New York Times chief economics writer David Leonhardt argued against the deficit-reducing House Republican budget written by Rep. Paul Ryan in his Wednesday front-page Business Day column “A Lopsided Proposal for Medicare.” Instead, Leonhardt called for higher taxes on "affluent Americans"(his reasoning: All wealthy countries do it). It’s one of his favorite arguments for redistributing the wealth.
While admitting the Republican budget was “a daring one in many ways” he faulted it for not reforming Medicare, which he interestingly admits is a “welfare program,” since people generally get more out of it in care than what they paid into the program in taxes. Leonhardt again called for rationing health care in the name of cost control.
A fairer, more fiscally conservative plan would not postpone dealing with Medicare. It would leave in place the cost control measures in the health reform bill and go even further to reward the quality of care rather than the volume. Obviously, these steps would run some risk of restricting good treatments, too. But, remember, we’re facing “an existential threat.” We can’t limit ourselves to solutions without risks.
Next, the federal government would raise taxes. As countries have grown richer over time, they have historically paid higher taxes -- to cover the costs of a strong military, good schools, comfortable retirements and other luxuries that the free market doesn’t provide.
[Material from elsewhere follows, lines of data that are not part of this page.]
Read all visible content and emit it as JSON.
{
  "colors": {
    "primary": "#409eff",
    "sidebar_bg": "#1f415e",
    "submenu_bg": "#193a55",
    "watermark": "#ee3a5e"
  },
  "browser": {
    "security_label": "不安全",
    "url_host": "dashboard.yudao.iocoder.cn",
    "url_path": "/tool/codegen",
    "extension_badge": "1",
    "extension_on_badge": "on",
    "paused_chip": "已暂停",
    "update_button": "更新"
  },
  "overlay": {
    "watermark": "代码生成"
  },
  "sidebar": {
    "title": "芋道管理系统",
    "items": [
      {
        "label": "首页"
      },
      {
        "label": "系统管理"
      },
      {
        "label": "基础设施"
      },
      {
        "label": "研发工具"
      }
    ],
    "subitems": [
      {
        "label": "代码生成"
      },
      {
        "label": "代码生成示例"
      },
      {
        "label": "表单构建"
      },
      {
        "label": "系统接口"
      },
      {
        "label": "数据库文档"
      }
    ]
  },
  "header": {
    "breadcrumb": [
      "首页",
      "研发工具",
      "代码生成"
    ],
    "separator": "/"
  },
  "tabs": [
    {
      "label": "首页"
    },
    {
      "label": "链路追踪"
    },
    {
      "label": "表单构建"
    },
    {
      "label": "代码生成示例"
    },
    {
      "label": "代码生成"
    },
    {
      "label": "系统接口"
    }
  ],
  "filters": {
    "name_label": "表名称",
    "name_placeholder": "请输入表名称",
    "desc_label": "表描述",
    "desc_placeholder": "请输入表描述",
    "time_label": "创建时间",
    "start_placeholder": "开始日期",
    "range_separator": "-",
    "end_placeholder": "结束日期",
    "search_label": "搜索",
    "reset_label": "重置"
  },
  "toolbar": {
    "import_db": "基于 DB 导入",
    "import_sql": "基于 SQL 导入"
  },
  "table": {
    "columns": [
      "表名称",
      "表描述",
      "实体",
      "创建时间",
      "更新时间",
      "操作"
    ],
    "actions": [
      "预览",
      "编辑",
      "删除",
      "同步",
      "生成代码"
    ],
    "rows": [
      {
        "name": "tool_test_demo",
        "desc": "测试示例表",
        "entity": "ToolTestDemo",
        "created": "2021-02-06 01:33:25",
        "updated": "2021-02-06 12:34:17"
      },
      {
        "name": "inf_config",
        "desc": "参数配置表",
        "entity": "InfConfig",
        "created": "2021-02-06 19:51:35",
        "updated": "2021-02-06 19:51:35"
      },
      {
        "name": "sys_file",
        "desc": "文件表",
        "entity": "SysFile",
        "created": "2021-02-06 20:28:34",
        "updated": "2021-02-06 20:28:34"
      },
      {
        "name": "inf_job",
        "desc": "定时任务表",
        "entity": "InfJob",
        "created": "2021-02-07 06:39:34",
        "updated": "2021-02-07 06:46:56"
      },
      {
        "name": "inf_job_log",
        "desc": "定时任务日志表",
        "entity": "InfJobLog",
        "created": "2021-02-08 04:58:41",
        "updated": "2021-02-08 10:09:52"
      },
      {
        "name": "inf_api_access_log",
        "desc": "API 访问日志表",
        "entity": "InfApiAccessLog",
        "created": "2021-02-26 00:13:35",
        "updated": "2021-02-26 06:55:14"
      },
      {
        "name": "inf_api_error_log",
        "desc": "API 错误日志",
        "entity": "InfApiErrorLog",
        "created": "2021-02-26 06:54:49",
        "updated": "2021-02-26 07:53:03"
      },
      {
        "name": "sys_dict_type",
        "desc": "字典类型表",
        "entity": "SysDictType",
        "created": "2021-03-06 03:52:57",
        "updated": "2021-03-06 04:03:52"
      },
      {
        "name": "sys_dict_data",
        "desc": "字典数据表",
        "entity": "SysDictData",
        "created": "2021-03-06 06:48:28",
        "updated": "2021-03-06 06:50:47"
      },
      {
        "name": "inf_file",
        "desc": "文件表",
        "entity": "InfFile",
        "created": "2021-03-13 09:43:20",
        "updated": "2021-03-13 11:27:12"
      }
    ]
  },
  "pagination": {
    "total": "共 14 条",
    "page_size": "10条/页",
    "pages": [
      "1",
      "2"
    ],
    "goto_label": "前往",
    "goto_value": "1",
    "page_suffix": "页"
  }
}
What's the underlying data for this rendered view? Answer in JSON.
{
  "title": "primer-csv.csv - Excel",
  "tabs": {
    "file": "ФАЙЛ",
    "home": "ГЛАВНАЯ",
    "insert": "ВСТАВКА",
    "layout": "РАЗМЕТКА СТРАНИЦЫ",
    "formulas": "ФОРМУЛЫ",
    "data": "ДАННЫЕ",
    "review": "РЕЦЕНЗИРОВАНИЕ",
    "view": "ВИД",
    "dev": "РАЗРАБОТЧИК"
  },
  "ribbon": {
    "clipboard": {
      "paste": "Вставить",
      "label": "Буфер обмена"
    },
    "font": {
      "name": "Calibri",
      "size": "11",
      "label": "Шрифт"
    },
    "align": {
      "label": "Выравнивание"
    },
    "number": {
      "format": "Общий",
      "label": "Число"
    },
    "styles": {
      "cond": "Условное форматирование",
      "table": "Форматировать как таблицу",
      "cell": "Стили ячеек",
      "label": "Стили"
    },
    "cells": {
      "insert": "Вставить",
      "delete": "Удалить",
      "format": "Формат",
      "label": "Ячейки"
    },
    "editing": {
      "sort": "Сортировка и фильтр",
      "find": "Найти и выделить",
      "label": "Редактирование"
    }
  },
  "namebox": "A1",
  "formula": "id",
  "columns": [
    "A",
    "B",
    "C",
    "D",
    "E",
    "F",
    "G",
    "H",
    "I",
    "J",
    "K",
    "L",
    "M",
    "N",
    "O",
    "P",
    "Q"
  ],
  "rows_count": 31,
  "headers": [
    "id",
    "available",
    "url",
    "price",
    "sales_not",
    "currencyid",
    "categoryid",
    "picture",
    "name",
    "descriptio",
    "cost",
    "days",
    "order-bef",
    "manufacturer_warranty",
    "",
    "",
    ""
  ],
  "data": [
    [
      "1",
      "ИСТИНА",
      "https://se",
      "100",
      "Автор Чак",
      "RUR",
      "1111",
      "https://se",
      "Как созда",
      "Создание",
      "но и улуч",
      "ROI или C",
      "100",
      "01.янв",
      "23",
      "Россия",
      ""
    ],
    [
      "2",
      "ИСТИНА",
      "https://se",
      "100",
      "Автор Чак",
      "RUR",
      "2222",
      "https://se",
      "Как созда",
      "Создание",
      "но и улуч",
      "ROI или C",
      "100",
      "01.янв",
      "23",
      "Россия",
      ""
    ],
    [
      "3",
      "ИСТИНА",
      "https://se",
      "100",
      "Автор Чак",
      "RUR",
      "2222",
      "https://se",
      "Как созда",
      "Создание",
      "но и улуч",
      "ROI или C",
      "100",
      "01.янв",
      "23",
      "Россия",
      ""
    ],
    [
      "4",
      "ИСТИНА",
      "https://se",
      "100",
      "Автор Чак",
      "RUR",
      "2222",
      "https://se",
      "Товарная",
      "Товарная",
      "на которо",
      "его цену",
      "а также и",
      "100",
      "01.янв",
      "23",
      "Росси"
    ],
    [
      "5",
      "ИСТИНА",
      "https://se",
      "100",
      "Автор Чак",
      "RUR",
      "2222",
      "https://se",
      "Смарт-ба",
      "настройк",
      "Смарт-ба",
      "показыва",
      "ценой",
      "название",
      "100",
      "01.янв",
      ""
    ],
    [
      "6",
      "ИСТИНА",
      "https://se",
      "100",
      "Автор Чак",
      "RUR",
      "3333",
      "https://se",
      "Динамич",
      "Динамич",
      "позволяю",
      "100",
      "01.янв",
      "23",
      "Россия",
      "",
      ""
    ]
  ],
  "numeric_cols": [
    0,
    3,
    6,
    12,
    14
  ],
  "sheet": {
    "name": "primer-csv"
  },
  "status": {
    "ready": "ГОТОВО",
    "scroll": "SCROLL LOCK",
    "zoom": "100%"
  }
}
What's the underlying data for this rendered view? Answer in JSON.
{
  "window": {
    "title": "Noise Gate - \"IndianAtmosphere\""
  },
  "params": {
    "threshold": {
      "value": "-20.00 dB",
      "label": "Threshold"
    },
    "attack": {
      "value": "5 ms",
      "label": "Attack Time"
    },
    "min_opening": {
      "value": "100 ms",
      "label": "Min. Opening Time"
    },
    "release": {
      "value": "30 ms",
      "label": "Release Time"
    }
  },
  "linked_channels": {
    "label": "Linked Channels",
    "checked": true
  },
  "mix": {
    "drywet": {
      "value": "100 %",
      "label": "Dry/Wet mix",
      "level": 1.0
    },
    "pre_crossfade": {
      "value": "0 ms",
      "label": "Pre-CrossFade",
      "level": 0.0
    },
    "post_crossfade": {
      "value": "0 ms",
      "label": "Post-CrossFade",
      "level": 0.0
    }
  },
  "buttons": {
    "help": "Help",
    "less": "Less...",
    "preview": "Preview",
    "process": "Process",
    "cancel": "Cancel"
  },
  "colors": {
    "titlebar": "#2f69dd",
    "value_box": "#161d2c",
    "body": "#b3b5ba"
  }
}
Affluent Americans, in particular, can afford higher taxes. They have received far larger raises in recent decades than any other income group, and their tax rates have fallen far more. Yet Mr. Ryan would reduce them further.